Records to process: Begin

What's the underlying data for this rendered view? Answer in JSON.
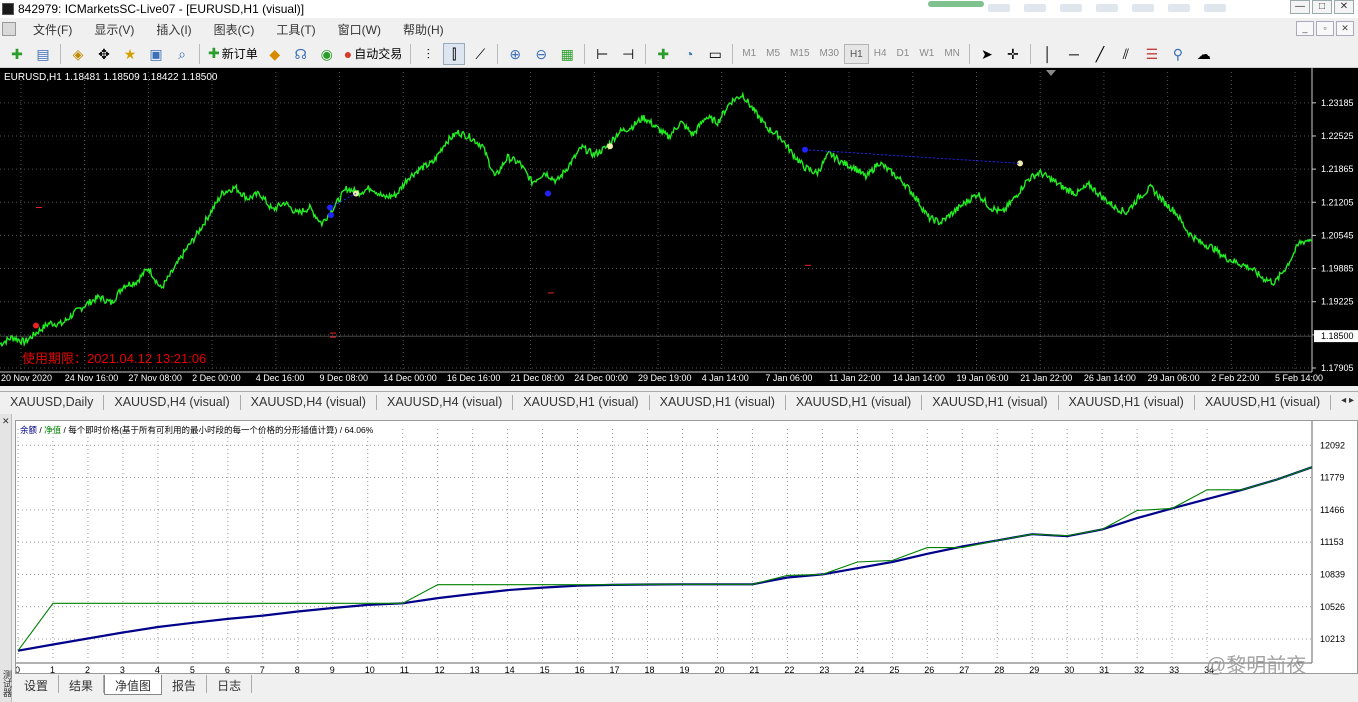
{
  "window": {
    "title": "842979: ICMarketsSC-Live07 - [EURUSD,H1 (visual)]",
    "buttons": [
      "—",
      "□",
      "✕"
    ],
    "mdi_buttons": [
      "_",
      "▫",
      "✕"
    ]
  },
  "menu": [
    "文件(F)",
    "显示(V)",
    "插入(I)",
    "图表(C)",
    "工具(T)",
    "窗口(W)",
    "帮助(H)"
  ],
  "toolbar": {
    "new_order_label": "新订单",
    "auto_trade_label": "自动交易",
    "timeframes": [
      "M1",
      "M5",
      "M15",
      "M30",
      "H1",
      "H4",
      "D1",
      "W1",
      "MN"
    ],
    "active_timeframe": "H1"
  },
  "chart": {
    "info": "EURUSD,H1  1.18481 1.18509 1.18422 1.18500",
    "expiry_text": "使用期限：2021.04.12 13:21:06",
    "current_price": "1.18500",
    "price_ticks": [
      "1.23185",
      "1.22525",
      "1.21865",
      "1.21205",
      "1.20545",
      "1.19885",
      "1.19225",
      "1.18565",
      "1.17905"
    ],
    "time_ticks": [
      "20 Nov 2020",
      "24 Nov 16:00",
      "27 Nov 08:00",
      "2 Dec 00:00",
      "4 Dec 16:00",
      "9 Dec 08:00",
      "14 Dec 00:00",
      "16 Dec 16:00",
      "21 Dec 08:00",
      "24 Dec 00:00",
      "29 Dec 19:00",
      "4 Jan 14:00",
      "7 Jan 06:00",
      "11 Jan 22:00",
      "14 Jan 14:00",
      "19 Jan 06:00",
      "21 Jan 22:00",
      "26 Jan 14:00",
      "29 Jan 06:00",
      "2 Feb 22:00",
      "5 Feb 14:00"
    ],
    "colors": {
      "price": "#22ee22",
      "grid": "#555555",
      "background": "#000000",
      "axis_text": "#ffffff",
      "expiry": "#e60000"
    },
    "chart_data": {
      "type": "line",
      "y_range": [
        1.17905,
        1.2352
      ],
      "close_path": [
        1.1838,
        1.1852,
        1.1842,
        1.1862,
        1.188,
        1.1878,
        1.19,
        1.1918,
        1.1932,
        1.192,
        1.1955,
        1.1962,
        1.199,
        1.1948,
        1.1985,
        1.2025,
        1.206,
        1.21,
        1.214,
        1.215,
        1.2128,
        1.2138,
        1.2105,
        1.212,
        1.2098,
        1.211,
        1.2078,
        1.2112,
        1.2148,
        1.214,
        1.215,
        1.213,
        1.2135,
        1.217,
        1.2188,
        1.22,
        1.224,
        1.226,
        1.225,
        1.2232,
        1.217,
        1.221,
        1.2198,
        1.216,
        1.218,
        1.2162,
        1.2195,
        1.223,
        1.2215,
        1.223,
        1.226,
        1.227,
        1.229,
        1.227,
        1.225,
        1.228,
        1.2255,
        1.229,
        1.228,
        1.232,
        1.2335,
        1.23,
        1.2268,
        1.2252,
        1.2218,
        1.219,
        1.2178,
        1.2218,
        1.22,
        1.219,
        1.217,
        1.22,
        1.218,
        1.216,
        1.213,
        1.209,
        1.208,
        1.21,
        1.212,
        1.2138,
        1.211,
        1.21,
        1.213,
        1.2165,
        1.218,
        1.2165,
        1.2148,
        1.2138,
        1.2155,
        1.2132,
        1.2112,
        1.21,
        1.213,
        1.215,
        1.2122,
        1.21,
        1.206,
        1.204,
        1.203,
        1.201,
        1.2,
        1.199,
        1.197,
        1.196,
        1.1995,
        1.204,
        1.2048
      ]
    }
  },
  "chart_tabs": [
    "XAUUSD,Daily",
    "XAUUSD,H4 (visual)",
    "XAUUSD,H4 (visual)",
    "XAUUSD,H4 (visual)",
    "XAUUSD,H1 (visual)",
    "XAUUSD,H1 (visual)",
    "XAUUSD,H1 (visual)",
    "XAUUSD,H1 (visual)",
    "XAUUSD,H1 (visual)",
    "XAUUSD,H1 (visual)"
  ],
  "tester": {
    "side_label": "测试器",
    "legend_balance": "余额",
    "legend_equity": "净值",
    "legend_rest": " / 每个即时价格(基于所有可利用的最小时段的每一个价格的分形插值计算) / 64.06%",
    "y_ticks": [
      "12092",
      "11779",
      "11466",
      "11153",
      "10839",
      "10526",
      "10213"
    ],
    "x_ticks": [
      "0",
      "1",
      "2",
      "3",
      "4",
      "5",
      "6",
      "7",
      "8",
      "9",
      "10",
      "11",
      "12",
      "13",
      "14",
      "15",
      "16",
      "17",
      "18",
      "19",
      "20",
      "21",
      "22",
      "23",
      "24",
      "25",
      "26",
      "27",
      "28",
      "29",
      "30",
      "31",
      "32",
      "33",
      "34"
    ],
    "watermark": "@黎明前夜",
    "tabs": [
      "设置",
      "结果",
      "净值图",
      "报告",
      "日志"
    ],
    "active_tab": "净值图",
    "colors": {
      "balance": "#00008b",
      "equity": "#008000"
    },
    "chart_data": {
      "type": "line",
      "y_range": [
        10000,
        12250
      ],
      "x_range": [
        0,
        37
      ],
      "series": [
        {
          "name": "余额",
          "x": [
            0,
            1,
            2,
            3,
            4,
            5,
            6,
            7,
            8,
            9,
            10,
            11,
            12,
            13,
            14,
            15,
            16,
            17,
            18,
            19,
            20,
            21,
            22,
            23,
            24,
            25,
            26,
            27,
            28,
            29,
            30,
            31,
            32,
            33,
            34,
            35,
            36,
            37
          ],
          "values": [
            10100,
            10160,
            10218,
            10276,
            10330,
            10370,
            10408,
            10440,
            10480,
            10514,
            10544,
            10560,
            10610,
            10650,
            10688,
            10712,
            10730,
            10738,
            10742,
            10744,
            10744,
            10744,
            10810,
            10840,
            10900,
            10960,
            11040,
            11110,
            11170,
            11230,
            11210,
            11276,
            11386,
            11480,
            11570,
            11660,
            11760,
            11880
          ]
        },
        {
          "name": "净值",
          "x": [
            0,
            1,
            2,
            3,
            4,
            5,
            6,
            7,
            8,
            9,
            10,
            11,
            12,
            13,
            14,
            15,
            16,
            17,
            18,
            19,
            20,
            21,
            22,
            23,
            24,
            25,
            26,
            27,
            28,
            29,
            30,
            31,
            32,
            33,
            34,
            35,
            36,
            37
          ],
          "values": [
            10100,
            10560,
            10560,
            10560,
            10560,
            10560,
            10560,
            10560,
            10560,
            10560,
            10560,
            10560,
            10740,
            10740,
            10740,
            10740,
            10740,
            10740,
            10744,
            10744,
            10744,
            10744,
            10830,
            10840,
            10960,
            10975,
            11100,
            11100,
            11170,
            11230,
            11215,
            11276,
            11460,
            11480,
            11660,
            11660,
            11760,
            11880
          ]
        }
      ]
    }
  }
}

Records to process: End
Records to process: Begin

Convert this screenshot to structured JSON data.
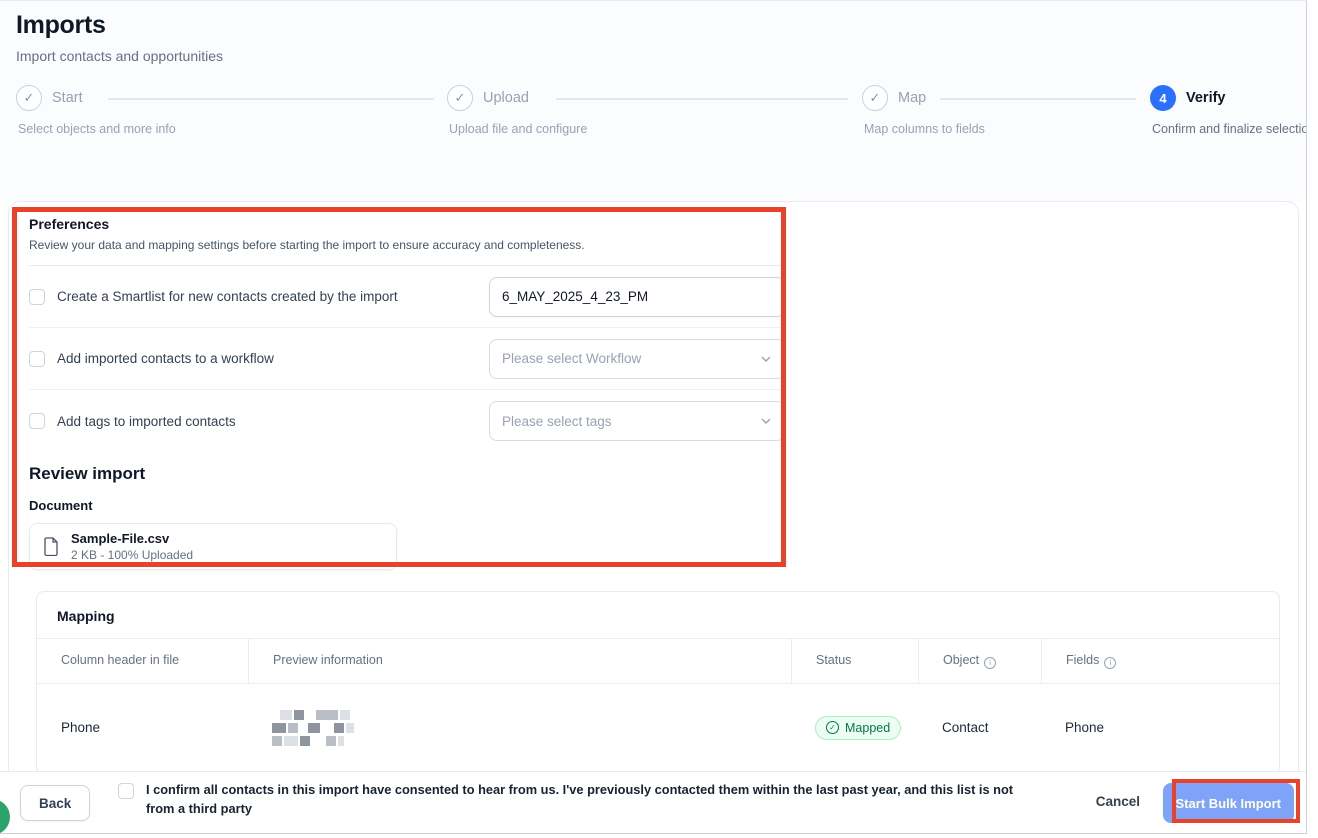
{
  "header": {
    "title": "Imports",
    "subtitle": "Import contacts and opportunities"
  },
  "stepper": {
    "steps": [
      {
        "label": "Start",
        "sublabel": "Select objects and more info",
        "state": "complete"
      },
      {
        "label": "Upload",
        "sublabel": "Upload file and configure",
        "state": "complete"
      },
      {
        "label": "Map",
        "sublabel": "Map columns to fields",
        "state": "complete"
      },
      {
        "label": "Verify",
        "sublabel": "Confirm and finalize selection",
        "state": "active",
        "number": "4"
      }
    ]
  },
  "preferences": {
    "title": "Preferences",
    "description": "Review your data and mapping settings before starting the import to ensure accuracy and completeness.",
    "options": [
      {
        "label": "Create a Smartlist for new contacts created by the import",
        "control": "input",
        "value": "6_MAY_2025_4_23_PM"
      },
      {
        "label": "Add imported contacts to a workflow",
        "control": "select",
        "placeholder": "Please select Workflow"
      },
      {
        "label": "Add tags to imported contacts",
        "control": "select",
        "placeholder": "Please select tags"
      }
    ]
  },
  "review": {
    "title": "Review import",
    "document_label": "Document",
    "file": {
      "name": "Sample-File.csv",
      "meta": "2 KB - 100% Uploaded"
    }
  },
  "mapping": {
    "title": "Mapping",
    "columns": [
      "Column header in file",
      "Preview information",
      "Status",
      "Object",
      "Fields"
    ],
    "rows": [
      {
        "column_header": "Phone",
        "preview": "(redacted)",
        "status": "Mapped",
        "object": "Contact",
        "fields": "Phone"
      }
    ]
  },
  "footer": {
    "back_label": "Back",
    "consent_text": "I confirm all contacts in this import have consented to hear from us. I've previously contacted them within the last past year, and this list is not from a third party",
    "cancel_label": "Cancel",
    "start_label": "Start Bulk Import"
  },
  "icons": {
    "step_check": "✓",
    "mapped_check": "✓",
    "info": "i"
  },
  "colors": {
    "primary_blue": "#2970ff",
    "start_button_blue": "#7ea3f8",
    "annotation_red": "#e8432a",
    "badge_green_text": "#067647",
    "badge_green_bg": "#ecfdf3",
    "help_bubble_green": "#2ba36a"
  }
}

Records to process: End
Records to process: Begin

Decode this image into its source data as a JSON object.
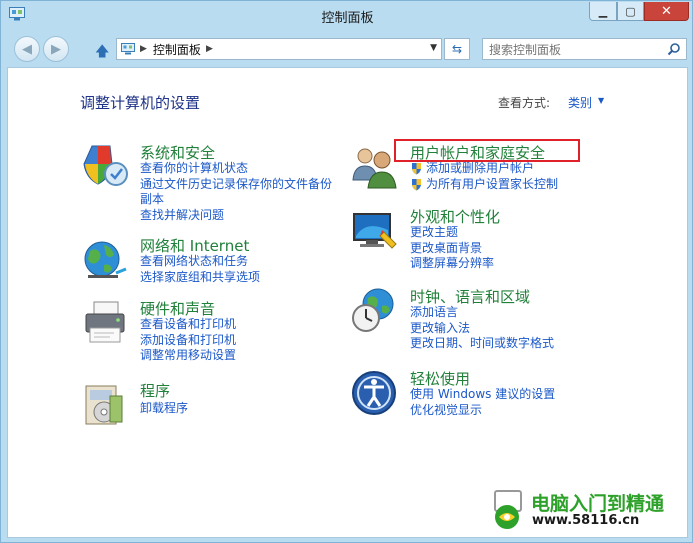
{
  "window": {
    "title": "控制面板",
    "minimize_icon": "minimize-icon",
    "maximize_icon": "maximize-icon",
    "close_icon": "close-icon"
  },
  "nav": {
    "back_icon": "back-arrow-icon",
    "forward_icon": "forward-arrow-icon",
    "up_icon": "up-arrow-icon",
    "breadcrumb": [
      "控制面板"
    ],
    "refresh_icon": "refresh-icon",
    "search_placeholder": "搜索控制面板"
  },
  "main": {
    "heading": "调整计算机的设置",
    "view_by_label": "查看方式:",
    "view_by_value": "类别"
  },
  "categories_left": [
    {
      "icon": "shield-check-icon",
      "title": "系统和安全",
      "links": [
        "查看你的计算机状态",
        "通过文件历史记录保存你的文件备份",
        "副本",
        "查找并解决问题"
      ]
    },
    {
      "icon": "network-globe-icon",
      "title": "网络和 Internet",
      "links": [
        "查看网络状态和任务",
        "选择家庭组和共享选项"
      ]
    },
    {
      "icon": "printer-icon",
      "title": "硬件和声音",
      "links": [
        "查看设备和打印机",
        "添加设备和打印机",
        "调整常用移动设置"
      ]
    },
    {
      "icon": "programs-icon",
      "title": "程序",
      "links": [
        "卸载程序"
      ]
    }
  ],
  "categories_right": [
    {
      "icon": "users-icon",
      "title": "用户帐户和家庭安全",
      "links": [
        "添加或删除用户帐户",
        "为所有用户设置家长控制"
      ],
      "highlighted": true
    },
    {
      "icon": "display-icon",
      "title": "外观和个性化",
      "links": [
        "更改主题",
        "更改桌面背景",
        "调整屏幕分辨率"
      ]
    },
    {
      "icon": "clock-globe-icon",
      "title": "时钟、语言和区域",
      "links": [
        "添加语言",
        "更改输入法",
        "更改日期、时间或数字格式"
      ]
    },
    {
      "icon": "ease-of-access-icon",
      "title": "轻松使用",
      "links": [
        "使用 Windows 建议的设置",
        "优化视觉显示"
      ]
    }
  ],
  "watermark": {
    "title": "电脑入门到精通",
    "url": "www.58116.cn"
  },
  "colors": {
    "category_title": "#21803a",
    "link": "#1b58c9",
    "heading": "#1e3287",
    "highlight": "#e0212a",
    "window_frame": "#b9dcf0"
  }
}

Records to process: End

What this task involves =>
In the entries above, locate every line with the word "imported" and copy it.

The answer =>
        "label": "Add imported contacts to a workflow",
        "label": "Add tags to imported contacts",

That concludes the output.